When we decided to give up on the obviously failing London Solar Together scheme last year, I’d written off the £150 deposit/survey fee that was all we’d paid. The sketchy company that was doing (or, mostly, not doing) the installations has followed its inevitable course into failure, like many of the directors’ previous companies: dissolved after going into administration; same again; this one too; and this one; currently in liquidation; also in liquidation. In retrospect, it shouldn’t have been a surprise. The result, however, is that Solar Together have given us the deposit back, so in the end we haven’t lost anything at all.

Instead of trying to get solar panels on our suboptimal roof, we’ve invested in a solar park that can be offset against our bills. There don’t seem to be any skeletons in the directors’ closets this time.

On Friday night, we travelled to the distant land of Highbury for the birthday of a mutual friend (and successful matchmaker: she introduced not only the two of us, but also two other couples in attendance). I ate the most delicious carrots I have ever had in my life. I never imagined that a carrot could taste so interesting.

I enjoyed the evening, too.

We went to Cambridge for the weekend. I wanted to visit the Retro Computer Festival and we combined it with an overnight visit to one of L—’s university friends. Unfortunately, there were no trains to Cambridge, but instead of the dreaded Rail Replacement Bus Service, we were able to get a lift from Royston, the nearest point with a train service.

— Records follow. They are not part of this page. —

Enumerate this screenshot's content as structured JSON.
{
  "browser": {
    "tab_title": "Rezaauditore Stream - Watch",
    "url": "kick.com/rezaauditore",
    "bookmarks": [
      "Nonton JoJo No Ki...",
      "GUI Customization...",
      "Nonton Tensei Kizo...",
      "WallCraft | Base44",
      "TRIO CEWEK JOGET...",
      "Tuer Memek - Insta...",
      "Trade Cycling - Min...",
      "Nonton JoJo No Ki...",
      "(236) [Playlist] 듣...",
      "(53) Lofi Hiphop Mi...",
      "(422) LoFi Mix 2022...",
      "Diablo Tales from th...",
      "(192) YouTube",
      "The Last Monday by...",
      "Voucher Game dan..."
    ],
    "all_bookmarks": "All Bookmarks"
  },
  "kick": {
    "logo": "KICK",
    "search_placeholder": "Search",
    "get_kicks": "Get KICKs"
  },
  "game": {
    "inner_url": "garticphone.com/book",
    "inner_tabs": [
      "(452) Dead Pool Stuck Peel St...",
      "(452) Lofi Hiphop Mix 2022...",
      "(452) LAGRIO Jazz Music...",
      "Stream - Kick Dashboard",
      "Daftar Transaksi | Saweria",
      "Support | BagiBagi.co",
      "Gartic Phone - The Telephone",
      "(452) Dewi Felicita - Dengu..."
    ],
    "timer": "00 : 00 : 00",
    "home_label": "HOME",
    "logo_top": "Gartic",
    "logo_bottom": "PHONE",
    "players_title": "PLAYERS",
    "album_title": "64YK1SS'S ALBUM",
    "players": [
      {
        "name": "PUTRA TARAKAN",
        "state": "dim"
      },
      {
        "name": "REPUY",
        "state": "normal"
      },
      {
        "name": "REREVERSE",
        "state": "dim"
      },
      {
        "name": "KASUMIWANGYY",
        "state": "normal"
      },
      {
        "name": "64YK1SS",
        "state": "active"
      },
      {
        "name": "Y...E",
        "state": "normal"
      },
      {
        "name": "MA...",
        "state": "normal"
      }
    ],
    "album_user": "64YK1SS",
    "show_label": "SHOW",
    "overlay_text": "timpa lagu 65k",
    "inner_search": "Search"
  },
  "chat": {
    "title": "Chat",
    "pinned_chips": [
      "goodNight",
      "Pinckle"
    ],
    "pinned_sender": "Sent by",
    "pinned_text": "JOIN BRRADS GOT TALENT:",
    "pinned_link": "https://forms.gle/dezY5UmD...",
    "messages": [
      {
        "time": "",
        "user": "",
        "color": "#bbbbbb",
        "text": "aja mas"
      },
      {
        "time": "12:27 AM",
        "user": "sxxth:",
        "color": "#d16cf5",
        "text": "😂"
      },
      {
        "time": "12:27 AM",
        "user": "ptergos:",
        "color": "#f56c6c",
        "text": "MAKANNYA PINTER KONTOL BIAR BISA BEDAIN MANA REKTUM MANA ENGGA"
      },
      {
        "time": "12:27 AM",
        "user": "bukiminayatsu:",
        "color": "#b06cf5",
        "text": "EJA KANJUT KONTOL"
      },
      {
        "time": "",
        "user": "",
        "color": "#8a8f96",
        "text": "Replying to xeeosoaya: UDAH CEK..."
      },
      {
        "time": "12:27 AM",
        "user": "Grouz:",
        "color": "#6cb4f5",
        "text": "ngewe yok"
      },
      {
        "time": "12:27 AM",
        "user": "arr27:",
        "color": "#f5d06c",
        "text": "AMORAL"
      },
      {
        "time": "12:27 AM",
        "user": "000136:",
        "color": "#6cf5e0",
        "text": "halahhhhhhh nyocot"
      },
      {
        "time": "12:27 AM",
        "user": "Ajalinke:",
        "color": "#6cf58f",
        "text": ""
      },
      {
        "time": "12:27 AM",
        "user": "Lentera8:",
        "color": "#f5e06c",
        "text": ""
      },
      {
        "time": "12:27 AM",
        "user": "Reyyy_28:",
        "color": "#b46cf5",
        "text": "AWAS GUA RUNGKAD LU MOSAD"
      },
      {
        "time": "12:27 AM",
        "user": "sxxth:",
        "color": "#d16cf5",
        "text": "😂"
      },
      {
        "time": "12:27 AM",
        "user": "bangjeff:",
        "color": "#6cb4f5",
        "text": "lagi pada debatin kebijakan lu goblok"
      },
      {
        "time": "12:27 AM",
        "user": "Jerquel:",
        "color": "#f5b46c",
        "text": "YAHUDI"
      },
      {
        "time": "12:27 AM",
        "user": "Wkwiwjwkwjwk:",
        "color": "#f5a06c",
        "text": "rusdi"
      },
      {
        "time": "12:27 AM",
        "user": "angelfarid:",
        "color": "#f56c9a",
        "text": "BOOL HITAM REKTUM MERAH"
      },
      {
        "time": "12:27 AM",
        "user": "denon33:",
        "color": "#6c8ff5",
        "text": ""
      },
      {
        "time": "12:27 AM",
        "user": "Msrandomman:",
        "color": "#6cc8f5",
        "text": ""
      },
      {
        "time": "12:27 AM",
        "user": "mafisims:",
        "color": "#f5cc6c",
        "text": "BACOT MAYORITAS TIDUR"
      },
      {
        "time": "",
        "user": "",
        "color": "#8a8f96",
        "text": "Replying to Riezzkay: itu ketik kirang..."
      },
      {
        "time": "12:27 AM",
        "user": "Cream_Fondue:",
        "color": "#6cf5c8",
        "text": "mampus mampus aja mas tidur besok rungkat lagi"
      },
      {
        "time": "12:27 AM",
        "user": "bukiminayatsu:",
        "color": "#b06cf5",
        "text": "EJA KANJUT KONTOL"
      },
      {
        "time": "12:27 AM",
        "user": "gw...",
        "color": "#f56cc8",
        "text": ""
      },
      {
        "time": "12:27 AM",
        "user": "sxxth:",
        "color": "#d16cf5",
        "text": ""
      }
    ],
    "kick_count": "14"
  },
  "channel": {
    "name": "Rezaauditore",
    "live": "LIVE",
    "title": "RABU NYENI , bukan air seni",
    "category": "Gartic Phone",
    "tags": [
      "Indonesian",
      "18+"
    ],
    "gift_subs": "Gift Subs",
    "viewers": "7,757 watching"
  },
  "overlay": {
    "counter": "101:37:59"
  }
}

Even though the UK wants to make you think otherwise, it’s not unreasonable to want to take a train at the weekend, is it?

The festival was fun and interesting, and worth the hike through a charmless business park to get there.

I was impressed with how many people had managed to get old systems running, or in some cases, like the brand new Apple Lisa, build them from scratch.

The display that fascinated me most of all was the set of Tektronix vector graphics terminals. I’d always assumed that these worked like an oscilloscope, but they’re actually more complicated than that, using a flood gun and different beam levels to allow both persistent and transient drawing.

The most beautifully realised project was the IMSAI replica, at 1:1 scale in the X and Z dimensions (but a lot less deep).

I spoke to a few people that I only knew from online, and bumped into my old colleague James from GDS days.

I might have joined a choir.

Links of the week: